Biking, Walking, & Blogging: Let's Talk WalkingBiking, Walking, & Blogging: Let's Talk Walking


Let's Talk Walking

From Joan Pasiuk, BWTC Director

My sister in Indiana is looking for a new house in a cluster of small communities near her current residence. Her household includes an 18-month-old granddaughter and she says wants to locate on a quiet street (translation: cul-de-sac). I implore her: "Please look at houses on a grid system where you can access active transportation. Don't be lured by a quiet cul-de-sac where your only outlet is to a busy collector street." I will have to follow up my jargon-heavy email with a more personal phone call, but I am determined to help her realize the link between health and urban design! People who live in walkable neighborhoods simply walk more.


The link between walkable neighborhoods and healthy activity is established in numerous studies including recent research by the Centers for Disease Control and Prevention, a partner agency of the federal Nonmotorized Transportation Pilot Program.  One study, "Public Support for Street-Scale Urban Design Practices and Policies to Increase Physical Activity"  reported that 57% of adults rated local street-scale urban design [translation: walkable and bikeable features] as highly important in determining the amount of physical activity they obtain. Older residents, surely more conscious than ever of the hazards and barriers imposed by speeding traffic, showed the highest level of support for these local policies and investments.


Other evidence documents a youth focus on urban design and transportation expectations. Real estate industry surveys show Gen Y-ers want to walk everywhere: 7% walk to work and 88% want to live in an urban setting.


A recent Blue Cross Blue Shield of Minnesota/Minnesota Department of Health report, "Physical Activity and Healthy Eating in Minnesota: Addressing Root Causes of Obesity" found that: nearly all adult Minnesotans believe that future transportation projects should accommodate walking and bicycling as well as motorized traffic. Twenty percent of adult Minnesotans make enough walking trips for transportation to meet the CDC's physical activity guidelines of 150 minutes/week.

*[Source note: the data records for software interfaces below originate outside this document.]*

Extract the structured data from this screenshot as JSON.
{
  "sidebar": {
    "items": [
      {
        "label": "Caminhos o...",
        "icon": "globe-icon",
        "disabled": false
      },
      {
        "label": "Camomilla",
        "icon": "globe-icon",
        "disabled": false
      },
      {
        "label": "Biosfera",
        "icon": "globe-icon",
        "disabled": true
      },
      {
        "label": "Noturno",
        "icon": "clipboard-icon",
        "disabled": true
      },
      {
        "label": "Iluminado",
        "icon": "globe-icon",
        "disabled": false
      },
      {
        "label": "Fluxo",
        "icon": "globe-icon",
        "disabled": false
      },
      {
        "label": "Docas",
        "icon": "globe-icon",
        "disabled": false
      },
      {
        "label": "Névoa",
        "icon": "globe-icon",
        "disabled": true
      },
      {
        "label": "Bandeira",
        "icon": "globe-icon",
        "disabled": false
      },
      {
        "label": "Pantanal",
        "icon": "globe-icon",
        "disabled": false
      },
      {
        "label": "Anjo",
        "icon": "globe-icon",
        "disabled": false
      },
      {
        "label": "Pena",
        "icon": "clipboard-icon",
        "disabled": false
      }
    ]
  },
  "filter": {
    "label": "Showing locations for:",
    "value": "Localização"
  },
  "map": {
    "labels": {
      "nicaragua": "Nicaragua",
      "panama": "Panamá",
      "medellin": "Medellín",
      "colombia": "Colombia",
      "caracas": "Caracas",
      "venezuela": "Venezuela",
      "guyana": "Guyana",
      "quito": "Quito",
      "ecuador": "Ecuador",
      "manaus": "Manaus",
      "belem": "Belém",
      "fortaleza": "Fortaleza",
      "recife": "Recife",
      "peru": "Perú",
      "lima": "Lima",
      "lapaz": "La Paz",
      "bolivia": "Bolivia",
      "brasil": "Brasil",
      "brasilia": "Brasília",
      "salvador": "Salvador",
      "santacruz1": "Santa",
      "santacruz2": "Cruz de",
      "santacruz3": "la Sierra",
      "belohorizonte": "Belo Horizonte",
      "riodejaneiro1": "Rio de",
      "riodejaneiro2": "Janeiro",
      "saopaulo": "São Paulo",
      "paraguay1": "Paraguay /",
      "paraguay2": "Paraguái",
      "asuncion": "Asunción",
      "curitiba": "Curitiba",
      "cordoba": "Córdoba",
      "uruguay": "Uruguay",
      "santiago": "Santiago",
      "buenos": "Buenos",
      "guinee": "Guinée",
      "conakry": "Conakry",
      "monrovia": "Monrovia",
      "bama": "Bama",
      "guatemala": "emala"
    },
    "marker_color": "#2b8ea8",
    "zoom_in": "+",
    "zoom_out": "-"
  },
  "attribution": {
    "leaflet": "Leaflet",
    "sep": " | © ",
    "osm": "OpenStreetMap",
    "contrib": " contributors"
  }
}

All of this amounts to a growing movement -- not just of people from place to place but of hearts and minds. Over and over we see active transportation filtering into people's awareness, and then into their travel choices. As BWTC enters into a new funding cycle, enabled by continued Congressional resolutions, our job is to affect transportation patterns in Minneapolis and neighboring communities. So you will see new planning studies and capital projects that make walking and bicycling the easy, safe choice. And to add your footsteps to the movement now, pledge to join the Winter Walkoff.